Work task =
Each entry is to be retyped exactly as it stands.

Data for this task =
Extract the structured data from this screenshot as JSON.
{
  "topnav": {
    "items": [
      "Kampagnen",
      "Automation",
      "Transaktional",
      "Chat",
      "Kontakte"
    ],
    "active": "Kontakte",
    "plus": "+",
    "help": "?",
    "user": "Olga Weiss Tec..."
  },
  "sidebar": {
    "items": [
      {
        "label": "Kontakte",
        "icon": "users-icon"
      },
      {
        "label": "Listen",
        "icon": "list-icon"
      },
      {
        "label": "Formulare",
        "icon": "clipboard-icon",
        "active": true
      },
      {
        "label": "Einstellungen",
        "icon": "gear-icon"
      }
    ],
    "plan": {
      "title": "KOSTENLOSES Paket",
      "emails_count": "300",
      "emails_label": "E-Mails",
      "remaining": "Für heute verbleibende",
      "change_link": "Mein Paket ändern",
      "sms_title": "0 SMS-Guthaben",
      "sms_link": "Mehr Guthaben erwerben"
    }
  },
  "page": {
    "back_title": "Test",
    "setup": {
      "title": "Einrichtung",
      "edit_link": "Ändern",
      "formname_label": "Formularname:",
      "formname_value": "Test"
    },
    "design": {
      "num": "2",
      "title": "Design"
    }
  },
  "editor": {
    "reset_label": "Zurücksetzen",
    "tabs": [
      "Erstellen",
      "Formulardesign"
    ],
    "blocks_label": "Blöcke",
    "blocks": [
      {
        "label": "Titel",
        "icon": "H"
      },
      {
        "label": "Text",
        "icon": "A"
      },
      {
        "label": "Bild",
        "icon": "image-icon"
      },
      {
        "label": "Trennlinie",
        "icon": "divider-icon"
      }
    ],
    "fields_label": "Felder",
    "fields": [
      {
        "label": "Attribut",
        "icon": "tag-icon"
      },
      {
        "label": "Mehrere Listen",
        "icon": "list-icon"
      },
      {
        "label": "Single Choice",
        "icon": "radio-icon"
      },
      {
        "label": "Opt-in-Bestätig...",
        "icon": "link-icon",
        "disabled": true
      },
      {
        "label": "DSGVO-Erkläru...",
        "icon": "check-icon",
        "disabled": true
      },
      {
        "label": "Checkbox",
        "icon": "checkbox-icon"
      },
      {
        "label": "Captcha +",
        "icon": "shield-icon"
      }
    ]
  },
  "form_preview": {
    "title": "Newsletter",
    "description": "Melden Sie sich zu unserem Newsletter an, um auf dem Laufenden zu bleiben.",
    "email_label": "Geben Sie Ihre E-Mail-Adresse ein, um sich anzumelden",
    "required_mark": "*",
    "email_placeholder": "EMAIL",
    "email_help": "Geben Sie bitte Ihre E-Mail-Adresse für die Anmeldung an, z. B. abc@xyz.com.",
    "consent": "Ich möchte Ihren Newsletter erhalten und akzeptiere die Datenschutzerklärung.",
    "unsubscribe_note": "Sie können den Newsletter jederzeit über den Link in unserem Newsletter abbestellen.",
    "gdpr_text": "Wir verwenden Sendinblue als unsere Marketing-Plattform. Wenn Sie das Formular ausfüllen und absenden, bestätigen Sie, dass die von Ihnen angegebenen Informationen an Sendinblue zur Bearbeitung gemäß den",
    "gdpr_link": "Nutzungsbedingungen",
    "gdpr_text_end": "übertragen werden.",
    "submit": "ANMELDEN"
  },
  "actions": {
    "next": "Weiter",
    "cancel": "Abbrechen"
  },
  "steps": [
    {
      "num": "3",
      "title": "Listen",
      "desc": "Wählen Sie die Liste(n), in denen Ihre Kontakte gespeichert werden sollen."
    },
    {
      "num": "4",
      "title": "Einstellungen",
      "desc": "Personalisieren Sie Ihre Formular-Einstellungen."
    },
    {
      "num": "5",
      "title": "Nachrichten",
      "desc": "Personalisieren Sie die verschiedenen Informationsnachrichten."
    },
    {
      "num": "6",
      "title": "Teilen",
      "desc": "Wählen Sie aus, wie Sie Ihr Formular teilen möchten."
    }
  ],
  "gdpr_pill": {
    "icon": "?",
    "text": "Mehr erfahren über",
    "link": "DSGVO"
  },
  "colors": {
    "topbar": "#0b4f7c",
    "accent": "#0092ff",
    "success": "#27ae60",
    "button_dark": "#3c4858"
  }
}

Reply =
Extract the structured data from this screenshot as JSON.
{
  "topnav": {
    "items": [
      "Kampagnen",
      "Automation",
      "Transaktional",
      "Chat",
      "Kontakte"
    ],
    "active": "Kontakte",
    "plus": "+",
    "help": "?",
    "user": "Olga Weiss Tec..."
  },
  "sidebar": {
    "items": [
      {
        "label": "Kontakte",
        "icon": "users-icon"
      },
      {
        "label": "Listen",
        "icon": "list-icon"
      },
      {
        "label": "Formulare",
        "icon": "clipboard-icon",
        "active": true
      },
      {
        "label": "Einstellungen",
        "icon": "gear-icon"
      }
    ],
    "plan": {
      "title": "KOSTENLOSES Paket",
      "emails_count": "300",
      "emails_label": "E-Mails",
      "remaining": "Für heute verbleibende",
      "change_link": "Mein Paket ändern",
      "sms_title": "0 SMS-Guthaben",
      "sms_link": "Mehr Guthaben erwerben"
    }
  },
  "page": {
    "back_title": "Test",
    "setup": {
      "title": "Einrichtung",
      "edit_link": "Ändern",
      "formname_label": "Formularname:",
      "formname_value": "Test"
    },
    "design": {
      "num": "2",
      "title": "Design"
    }
  },
  "editor": {
    "reset_label": "Zurücksetzen",
    "tabs": [
      "Erstellen",
      "Formulardesign"
    ],
    "blocks_label": "Blöcke",
    "blocks": [
      {
        "label": "Titel",
        "icon": "H"
      },
      {
        "label": "Text",
        "icon": "A"
      },
      {
        "label": "Bild",
        "icon": "image-icon"
      },
      {
        "label": "Trennlinie",
        "icon": "divider-icon"
      }
    ],
    "fields_label": "Felder",
    "fields": [
      {
        "label": "Attribut",
        "icon": "tag-icon"
      },
      {
        "label": "Mehrere Listen",
        "icon": "list-icon"
      },
      {
        "label": "Single Choice",
        "icon": "radio-icon"
      },
      {
        "label": "Opt-in-Bestätig...",
        "icon": "link-icon",
        "disabled": true
      },
      {
        "label": "DSGVO-Erkläru...",
        "icon": "check-icon",
        "disabled": true
      },
      {
        "label": "Checkbox",
        "icon": "checkbox-icon"
      },
      {
        "label": "Captcha +",
        "icon": "shield-icon"
      }
    ]
  },
  "form_preview": {
    "title": "Newsletter",
    "description": "Melden Sie sich zu unserem Newsletter an, um auf dem Laufenden zu bleiben.",
    "email_label": "Geben Sie Ihre E-Mail-Adresse ein, um sich anzumelden",
    "required_mark": "*",
    "email_placeholder": "EMAIL",
    "email_help": "Geben Sie bitte Ihre E-Mail-Adresse für die Anmeldung an, z. B. abc@xyz.com.",
    "consent": "Ich möchte Ihren Newsletter erhalten und akzeptiere die Datenschutzerklärung.",
    "unsubscribe_note": "Sie können den Newsletter jederzeit über den Link in unserem Newsletter abbestellen.",
    "gdpr_text": "Wir verwenden Sendinblue als unsere Marketing-Plattform. Wenn Sie das Formular ausfüllen und absenden, bestätigen Sie, dass die von Ihnen angegebenen Informationen an Sendinblue zur Bearbeitung gemäß den",
    "gdpr_link": "Nutzungsbedingungen",
    "gdpr_text_end": "übertragen werden.",
    "submit": "ANMELDEN"
  },
  "actions": {
    "next": "Weiter",
    "cancel": "Abbrechen"
  },
  "steps": [
    {
      "num": "3",
      "title": "Listen",
      "desc": "Wählen Sie die Liste(n), in denen Ihre Kontakte gespeichert werden sollen."
    },
    {
      "num": "4",
      "title": "Einstellungen",
      "desc": "Personalisieren Sie Ihre Formular-Einstellungen."
    },
    {
      "num": "5",
      "title": "Nachrichten",
      "desc": "Personalisieren Sie die verschiedenen Informationsnachrichten."
    },
    {
      "num": "6",
      "title": "Teilen",
      "desc": "Wählen Sie aus, wie Sie Ihr Formular teilen möchten."
    }
  ],
  "gdpr_pill": {
    "icon": "?",
    "text": "Mehr erfahren über",
    "link": "DSGVO"
  },
  "colors": {
    "topbar": "#0b4f7c",
    "accent": "#0092ff",
    "success": "#27ae60",
    "button_dark": "#3c4858"
  }
}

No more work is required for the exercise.